Monzo CEO Tom Blomfield has said the challenger bank may choose to crowdfund its next investment round rather than seek funding from venture capitalists.

The startup’s next round of funding is “approaching” and will be bigger than its last £22m but under £100m, according to a profile in the Evening Standard.

Blomfield told the paper that he was considering two options: “The vanilla approach would be a West Coast VC. The less vanilla option… We’re considering a big crowdfunding round.”

Monzo crowdfunded £1m in 96 seconds in March 2016. Twelve months later, the firm raised a further £22m, with £19.5m from Thrive Capital, Passion Capital and Orange Digital Venture.

The remaining £2.5m was crowdfunded from 6,500 investors, according to Crowdcube. However, if all 41,000 people who pledged cash were able to invest, Monzo would have raised £12m.

Blomfield told an audience of users at Monzo’s HQ last month that he had turned down two takeover offers in the previous month because selling out to a bank “is not why we’re here”.

“We’re here because we believe we can build something that genuinely improves the lives of millions of people around the world, and ultimately a billion,” he said. “If we sell out to a big bank we will not achieve that goal.”

The firm is considered to be the UK’s leading challenger bank having signed up more than 300,000 users since it launched in 2015. It currently offers customers a pre-paid debit card, but is in the process of rolling out current accounts to all users by the end of the year.

But Blomfield said he doesn’t see the company as a bank: “We don’t necessarily want to build a bank. A bank is an enabler of the stuff we really do want to build, which is a single tool that lets you visualise and control all your money wherever it sits.”

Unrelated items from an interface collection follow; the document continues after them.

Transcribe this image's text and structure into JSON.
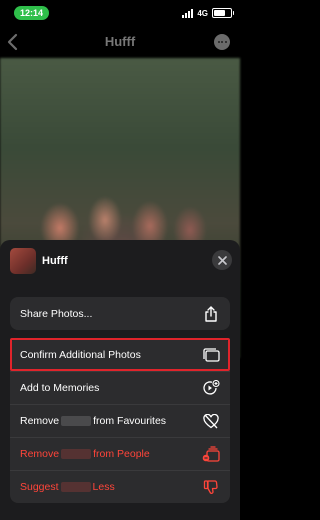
{
  "status": {
    "time": "12:14",
    "network": "4G"
  },
  "nav": {
    "title": "Hufff"
  },
  "sheet": {
    "title": "Hufff",
    "share_label": "Share Photos...",
    "rows": [
      {
        "label": "Confirm Additional Photos",
        "icon": "photo-stack-icon",
        "highlighted": true
      },
      {
        "label": "Add to Memories",
        "icon": "memories-plus-icon"
      },
      {
        "label_before": "Remove",
        "label_after": "from Favourites",
        "icon": "heart-slash-icon"
      },
      {
        "label_before": "Remove",
        "label_after": "from People",
        "icon": "people-remove-icon",
        "destructive": true
      },
      {
        "label_before": "Suggest",
        "label_after": "Less",
        "icon": "thumbs-down-icon",
        "destructive": true
      }
    ]
  },
  "colors": {
    "time_pill": "#2fbf4a",
    "destructive": "#ff453a",
    "highlight": "#e0242b",
    "sheet_bg": "#1c1c1e",
    "row_bg": "#2c2c2e"
  }
}
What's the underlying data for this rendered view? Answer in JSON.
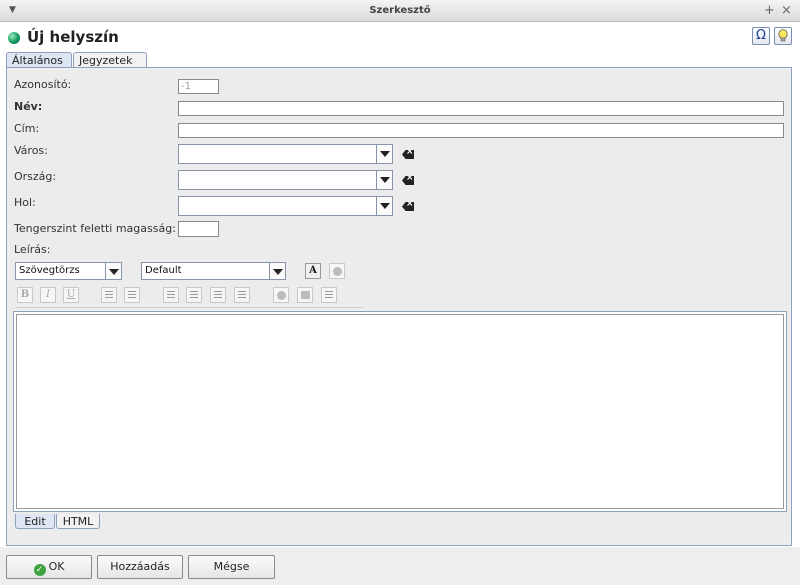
{
  "window": {
    "title": "Szerkesztő"
  },
  "header": {
    "title": "Új helyszín",
    "special_char_symbol": "Ω"
  },
  "tabs": [
    {
      "label": "Általános",
      "active": true
    },
    {
      "label": "Jegyzetek",
      "active": false
    }
  ],
  "form": {
    "id": {
      "label": "Azonosító:",
      "value": "-1"
    },
    "name": {
      "label": "Név:",
      "value": ""
    },
    "address": {
      "label": "Cím:",
      "value": ""
    },
    "city": {
      "label": "Város:",
      "value": ""
    },
    "country": {
      "label": "Ország:",
      "value": ""
    },
    "where": {
      "label": "Hol:",
      "value": ""
    },
    "altitude": {
      "label": "Tengerszint feletti magasság:",
      "value": ""
    },
    "description": {
      "label": "Leírás:"
    }
  },
  "editor": {
    "style_select": "Szövegtörzs",
    "font_select": "Default",
    "bold": "B",
    "italic": "I",
    "underline": "U",
    "tabs": [
      {
        "label": "Edit",
        "active": true
      },
      {
        "label": "HTML",
        "active": false
      }
    ],
    "content": ""
  },
  "buttons": {
    "ok": "OK",
    "add": "Hozzáadás",
    "cancel": "Mégse"
  }
}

“What we’re trying to do is not just a current account,” he added. “It’s to build an extremely powerful financial control centre that uses all of the data there to either make your life simpler, save you money or earn money on the surplus funds you have.”